- Exercise directions:
In the records that follow, find each line with "Open" and pull it out.

== Study material

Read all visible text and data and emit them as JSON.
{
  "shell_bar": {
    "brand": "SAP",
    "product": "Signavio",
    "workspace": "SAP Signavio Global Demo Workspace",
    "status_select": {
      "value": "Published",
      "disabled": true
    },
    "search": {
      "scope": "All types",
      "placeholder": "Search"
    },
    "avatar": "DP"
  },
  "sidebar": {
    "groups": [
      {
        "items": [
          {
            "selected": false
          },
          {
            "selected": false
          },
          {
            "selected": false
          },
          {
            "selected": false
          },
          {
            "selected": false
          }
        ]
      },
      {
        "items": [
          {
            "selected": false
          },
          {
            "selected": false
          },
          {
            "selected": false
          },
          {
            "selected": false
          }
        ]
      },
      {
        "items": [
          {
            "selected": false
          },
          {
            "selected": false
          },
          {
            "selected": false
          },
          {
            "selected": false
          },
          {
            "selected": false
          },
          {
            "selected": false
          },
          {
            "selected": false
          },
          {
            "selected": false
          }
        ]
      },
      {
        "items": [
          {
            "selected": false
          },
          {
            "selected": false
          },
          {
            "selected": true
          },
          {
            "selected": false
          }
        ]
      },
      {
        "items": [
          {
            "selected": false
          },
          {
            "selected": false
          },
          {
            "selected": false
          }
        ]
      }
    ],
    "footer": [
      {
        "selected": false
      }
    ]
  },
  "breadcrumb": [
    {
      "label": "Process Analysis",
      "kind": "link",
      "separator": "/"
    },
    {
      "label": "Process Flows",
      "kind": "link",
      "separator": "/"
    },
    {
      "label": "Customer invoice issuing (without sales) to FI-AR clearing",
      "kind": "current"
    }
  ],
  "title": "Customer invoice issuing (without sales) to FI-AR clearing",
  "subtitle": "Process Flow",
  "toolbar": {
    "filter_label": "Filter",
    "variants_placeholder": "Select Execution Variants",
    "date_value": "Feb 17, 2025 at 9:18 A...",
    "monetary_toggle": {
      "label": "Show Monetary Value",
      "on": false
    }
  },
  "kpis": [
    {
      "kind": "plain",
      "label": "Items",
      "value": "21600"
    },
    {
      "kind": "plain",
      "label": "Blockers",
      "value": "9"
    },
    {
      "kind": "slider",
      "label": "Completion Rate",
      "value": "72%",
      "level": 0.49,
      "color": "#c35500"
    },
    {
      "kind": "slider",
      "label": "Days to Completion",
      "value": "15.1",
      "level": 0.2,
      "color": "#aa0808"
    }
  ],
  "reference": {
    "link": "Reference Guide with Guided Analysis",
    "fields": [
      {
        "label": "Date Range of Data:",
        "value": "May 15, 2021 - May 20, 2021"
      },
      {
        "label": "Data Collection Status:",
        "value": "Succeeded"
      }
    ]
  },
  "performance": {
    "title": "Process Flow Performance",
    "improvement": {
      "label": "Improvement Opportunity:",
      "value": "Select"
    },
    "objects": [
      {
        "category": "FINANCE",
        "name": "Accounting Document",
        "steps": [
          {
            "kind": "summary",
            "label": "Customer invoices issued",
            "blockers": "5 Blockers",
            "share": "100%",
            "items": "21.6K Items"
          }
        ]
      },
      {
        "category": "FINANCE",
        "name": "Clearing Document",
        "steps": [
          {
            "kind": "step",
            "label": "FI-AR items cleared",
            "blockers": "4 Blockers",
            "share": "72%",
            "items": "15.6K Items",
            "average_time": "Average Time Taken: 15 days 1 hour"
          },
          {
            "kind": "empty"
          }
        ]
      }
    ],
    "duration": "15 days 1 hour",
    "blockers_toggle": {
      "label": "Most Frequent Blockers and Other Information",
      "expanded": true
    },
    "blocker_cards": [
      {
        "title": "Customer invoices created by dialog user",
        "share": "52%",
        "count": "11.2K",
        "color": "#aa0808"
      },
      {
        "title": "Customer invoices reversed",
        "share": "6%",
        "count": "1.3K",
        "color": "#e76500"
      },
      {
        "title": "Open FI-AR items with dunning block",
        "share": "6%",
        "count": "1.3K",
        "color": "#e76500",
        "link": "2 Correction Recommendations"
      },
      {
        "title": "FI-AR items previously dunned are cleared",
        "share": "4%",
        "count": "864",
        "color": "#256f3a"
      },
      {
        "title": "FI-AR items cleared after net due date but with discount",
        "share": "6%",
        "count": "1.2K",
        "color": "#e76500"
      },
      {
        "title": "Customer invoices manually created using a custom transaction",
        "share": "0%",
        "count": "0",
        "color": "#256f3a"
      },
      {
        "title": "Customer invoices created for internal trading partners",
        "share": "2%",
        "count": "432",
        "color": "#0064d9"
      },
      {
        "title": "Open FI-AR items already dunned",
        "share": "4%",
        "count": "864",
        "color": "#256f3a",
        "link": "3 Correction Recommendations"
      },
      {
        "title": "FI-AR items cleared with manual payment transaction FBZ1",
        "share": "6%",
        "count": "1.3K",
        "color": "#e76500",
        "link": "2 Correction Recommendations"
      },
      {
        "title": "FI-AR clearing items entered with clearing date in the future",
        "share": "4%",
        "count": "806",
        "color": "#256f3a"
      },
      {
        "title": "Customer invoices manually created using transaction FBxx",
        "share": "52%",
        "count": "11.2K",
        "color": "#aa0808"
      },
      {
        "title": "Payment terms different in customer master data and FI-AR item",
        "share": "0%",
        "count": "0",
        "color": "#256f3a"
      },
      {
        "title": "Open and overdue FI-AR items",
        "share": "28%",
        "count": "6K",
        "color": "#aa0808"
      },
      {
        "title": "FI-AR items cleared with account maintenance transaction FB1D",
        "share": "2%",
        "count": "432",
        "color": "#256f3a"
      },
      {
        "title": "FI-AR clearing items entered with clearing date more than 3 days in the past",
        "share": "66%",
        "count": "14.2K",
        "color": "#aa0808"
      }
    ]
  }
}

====

- Task result:
        "title": "Open FI-AR items with dunning block",
        "title": "Open FI-AR items already dunned",
        "title": "Open and overdue FI-AR items",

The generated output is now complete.